Recently we’ve been having an internal debate about what it means to “design for delight” — one of the core Citrix design principles being propagated via posters, executive talks, etc. Is delight Â the fact that the damn thing just works?(a baseline minimal expectation IMHO that every product should achieve) Or some splashy sparkly pizazz that (over) stimulates the senses? Or something else…? And do these expectations of what is delightful evolve over time as the delight becomes the norm? How does the product adapt accordingly…
In addition, we have a design principle extolling the value of craftsmanship in everything we do, with focused attention upon the tiniest details of a high-quality software product, much like a Stradivarius violin… or the Apple iPhone 4, which itself embodies the solidity and craft of a Braun design, and the values of Dieter Rams with elegance and simplicity of form. Here craft includes the engineering, manufacturing, and software design integratively.

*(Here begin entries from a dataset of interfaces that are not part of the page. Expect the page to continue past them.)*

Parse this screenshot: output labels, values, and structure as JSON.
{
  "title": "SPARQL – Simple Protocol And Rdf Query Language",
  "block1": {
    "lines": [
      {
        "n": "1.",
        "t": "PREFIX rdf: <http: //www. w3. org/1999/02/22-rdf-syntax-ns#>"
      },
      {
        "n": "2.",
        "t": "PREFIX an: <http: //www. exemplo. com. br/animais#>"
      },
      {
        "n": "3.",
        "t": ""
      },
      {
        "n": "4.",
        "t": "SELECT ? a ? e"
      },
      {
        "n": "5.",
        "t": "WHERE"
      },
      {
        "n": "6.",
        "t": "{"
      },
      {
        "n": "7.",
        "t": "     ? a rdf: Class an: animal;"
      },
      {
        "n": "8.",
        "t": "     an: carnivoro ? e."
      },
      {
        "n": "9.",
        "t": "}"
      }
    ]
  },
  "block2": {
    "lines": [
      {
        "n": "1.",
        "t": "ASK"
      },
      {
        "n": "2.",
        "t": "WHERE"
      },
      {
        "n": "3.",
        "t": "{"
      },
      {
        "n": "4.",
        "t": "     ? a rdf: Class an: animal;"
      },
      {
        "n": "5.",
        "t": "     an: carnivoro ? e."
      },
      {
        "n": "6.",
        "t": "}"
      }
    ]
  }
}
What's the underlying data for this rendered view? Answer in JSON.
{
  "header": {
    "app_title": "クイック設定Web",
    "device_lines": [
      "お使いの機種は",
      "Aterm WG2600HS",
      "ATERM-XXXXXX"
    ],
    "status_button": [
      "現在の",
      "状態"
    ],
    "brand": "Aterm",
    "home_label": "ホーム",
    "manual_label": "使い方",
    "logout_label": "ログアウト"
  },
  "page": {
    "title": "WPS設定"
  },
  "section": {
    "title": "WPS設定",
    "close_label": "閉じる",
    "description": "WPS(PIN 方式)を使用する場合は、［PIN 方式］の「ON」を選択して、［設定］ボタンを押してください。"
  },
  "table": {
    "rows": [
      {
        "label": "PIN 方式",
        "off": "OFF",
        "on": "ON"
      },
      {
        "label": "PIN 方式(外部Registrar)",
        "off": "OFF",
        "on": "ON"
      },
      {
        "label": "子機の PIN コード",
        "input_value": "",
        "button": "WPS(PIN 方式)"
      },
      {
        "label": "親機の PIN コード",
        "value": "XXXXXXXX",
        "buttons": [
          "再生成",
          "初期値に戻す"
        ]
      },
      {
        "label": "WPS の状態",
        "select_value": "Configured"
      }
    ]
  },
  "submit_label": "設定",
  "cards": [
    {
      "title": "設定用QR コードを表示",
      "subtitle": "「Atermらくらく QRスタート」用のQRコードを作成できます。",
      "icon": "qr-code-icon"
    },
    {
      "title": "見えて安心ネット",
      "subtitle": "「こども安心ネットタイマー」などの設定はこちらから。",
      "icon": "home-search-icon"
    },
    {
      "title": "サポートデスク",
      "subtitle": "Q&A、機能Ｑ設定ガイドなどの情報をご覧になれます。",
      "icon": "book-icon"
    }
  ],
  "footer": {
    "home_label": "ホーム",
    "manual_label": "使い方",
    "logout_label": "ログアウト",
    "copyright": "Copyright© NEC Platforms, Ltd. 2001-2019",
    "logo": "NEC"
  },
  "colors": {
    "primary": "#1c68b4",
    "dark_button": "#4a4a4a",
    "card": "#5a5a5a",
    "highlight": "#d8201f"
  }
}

Taken together, I think it’s really about “crafting delight” towards a cohesive, aesthetic engagement that resonates with a person’s goals and values–and exceeds expectations. Also note the “person” should be perceived as “intelligent, yet impatient”, which I’ve heard is the mantra about users popularized at Apple. This means the person, while very busy, still values the little flourishes that accentuate and improve achieving her goal. She is not a simple machine that needs to be spoon-fed rote explicit instructions in brute force style. What matters then, are the visual and behavioral touches that signify care, thoughtfulness, and a desire to enhance the interaction for everyday convenience and pleasant usage. It’s about subtle poetics, not vibrant spectacle. Not the big splashy thing, which may be fun for the initial encounter to spark up the tone. But for daily utility amid the tedium of work at the office, and so forth. What are those little surprises that make the user say “That’s nice”, “Thank you”, and “Of course”? Instead of slow painful death by a thousand cuts it’s for long-term satisfaction (and brand loyalty!) by a thousand little delights that take the user beyond the functional baseline.

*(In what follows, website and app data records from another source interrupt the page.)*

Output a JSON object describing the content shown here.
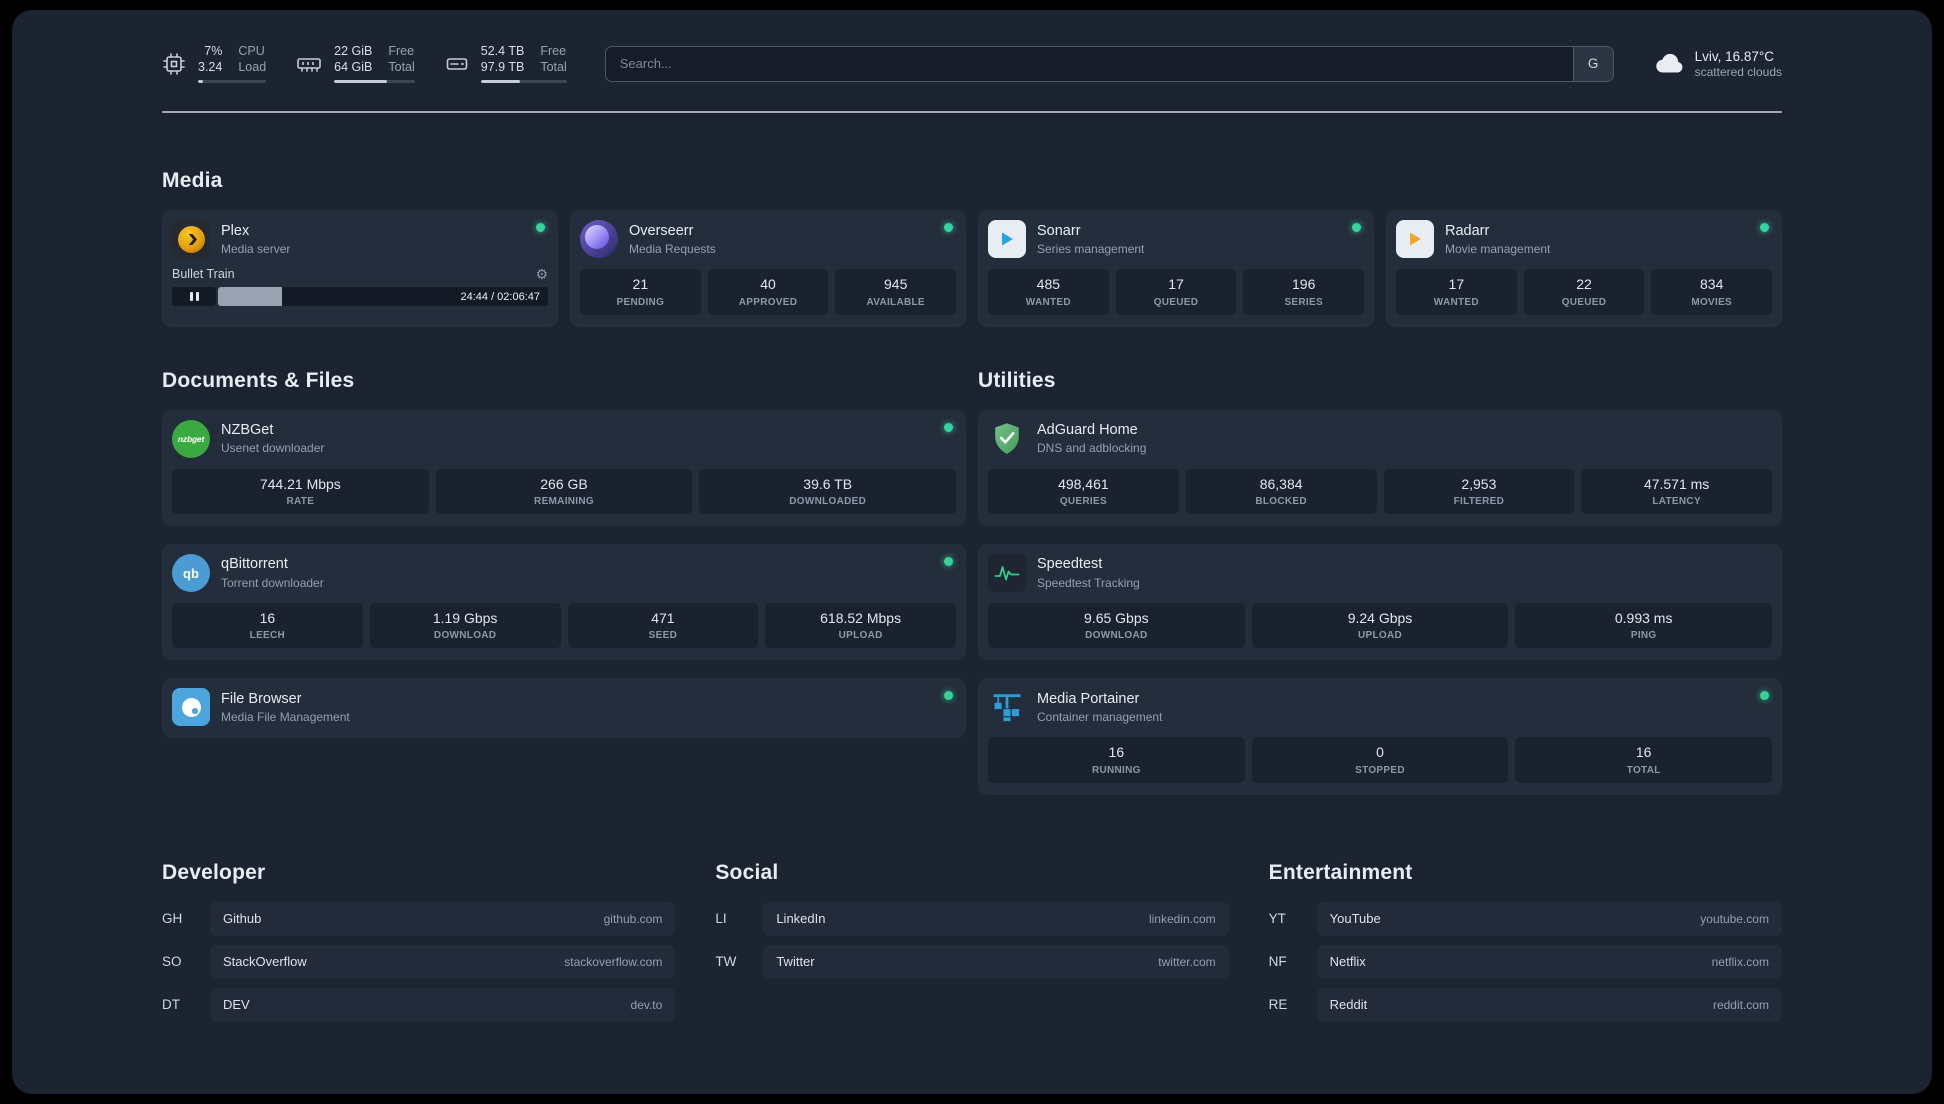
{
  "colors": {
    "bg": "#1c2431",
    "card": "#242d3b",
    "tile": "#1a2230",
    "status-green": "#34d399"
  },
  "topbar": {
    "cpu": {
      "icon": "cpu-chip-icon",
      "value_top": "7%",
      "value_bottom": "3.24",
      "label_top": "CPU",
      "label_bottom": "Load",
      "bar_percent": 7
    },
    "memory": {
      "icon": "memory-icon",
      "value_top": "22 GiB",
      "value_bottom": "64 GiB",
      "label_top": "Free",
      "label_bottom": "Total",
      "bar_percent": 66
    },
    "disk": {
      "icon": "disk-icon",
      "value_top": "52.4 TB",
      "value_bottom": "97.9 TB",
      "label_top": "Free",
      "label_bottom": "Total",
      "bar_percent": 46
    },
    "search": {
      "placeholder": "Search...",
      "button_label": "G"
    },
    "weather": {
      "icon": "cloud-icon",
      "location": "Lviv, 16.87°C",
      "condition": "scattered clouds"
    }
  },
  "groups": {
    "media": {
      "title": "Media",
      "cards": [
        {
          "icon": "plex-icon",
          "name": "Plex",
          "desc": "Media server",
          "online": true,
          "player": {
            "title": "Bullet Train",
            "time": "24:44 / 02:06:47",
            "progress_percent": 19.5
          }
        },
        {
          "icon": "overseerr-icon",
          "name": "Overseerr",
          "desc": "Media Requests",
          "online": true,
          "stats": [
            {
              "value": "21",
              "label": "PENDING"
            },
            {
              "value": "40",
              "label": "APPROVED"
            },
            {
              "value": "945",
              "label": "AVAILABLE"
            }
          ]
        },
        {
          "icon": "sonarr-icon",
          "name": "Sonarr",
          "desc": "Series management",
          "online": true,
          "stats": [
            {
              "value": "485",
              "label": "WANTED"
            },
            {
              "value": "17",
              "label": "QUEUED"
            },
            {
              "value": "196",
              "label": "SERIES"
            }
          ]
        },
        {
          "icon": "radarr-icon",
          "name": "Radarr",
          "desc": "Movie management",
          "online": true,
          "stats": [
            {
              "value": "17",
              "label": "WANTED"
            },
            {
              "value": "22",
              "label": "QUEUED"
            },
            {
              "value": "834",
              "label": "MOVIES"
            }
          ]
        }
      ]
    },
    "documents": {
      "title": "Documents & Files",
      "cards": [
        {
          "icon": "nzbget-icon",
          "name": "NZBGet",
          "desc": "Usenet downloader",
          "online": true,
          "stats": [
            {
              "value": "744.21 Mbps",
              "label": "RATE"
            },
            {
              "value": "266 GB",
              "label": "REMAINING"
            },
            {
              "value": "39.6 TB",
              "label": "DOWNLOADED"
            }
          ]
        },
        {
          "icon": "qbittorrent-icon",
          "name": "qBittorrent",
          "desc": "Torrent downloader",
          "online": true,
          "stats": [
            {
              "value": "16",
              "label": "LEECH"
            },
            {
              "value": "1.19 Gbps",
              "label": "DOWNLOAD"
            },
            {
              "value": "471",
              "label": "SEED"
            },
            {
              "value": "618.52 Mbps",
              "label": "UPLOAD"
            }
          ]
        },
        {
          "icon": "filebrowser-icon",
          "name": "File Browser",
          "desc": "Media File Management",
          "online": true,
          "stats": []
        }
      ]
    },
    "utilities": {
      "title": "Utilities",
      "cards": [
        {
          "icon": "adguard-icon",
          "name": "AdGuard Home",
          "desc": "DNS and adblocking",
          "online": false,
          "stats": [
            {
              "value": "498,461",
              "label": "QUERIES"
            },
            {
              "value": "86,384",
              "label": "BLOCKED"
            },
            {
              "value": "2,953",
              "label": "FILTERED"
            },
            {
              "value": "47.571 ms",
              "label": "LATENCY"
            }
          ]
        },
        {
          "icon": "speedtest-icon",
          "name": "Speedtest",
          "desc": "Speedtest Tracking",
          "online": false,
          "stats": [
            {
              "value": "9.65 Gbps",
              "label": "DOWNLOAD"
            },
            {
              "value": "9.24 Gbps",
              "label": "UPLOAD"
            },
            {
              "value": "0.993 ms",
              "label": "PING"
            }
          ]
        },
        {
          "icon": "portainer-icon",
          "name": "Media Portainer",
          "desc": "Container management",
          "online": true,
          "stats": [
            {
              "value": "16",
              "label": "RUNNING"
            },
            {
              "value": "0",
              "label": "STOPPED"
            },
            {
              "value": "16",
              "label": "TOTAL"
            }
          ]
        }
      ]
    }
  },
  "bookmarks": [
    {
      "title": "Developer",
      "items": [
        {
          "abbr": "GH",
          "name": "Github",
          "url": "github.com"
        },
        {
          "abbr": "SO",
          "name": "StackOverflow",
          "url": "stackoverflow.com"
        },
        {
          "abbr": "DT",
          "name": "DEV",
          "url": "dev.to"
        }
      ]
    },
    {
      "title": "Social",
      "items": [
        {
          "abbr": "LI",
          "name": "LinkedIn",
          "url": "linkedin.com"
        },
        {
          "abbr": "TW",
          "name": "Twitter",
          "url": "twitter.com"
        }
      ]
    },
    {
      "title": "Entertainment",
      "items": [
        {
          "abbr": "YT",
          "name": "YouTube",
          "url": "youtube.com"
        },
        {
          "abbr": "NF",
          "name": "Netflix",
          "url": "netflix.com"
        },
        {
          "abbr": "RE",
          "name": "Reddit",
          "url": "reddit.com"
        }
      ]
    }
  ]
}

This site features a nice catalog of tiny touches in software interfaces that make things just a bit more convenient, communicative, useful, and just plain delightful to use:Â http://littlebigdetails.com/
And in terms of crafting interaction design, which is to say behavior, this site has a a couple very detailed stories of how behavior can be artfully designed to help a user be productive, efficient, and happy:Â http://www.theinvisibl.com/
Thinking about what exactly happens at which period in time and at what state and defining the rules around that is what I’ve often called “nuts-and-bolts” interaction design. Sounds very tedious, yet it’s quite critical. Coupled with exquisite visual design, this is really what makes a product become much more than a mere tool but a valued companion incorporated into a person’s lifestyle and workstyle, the daily habits of activity.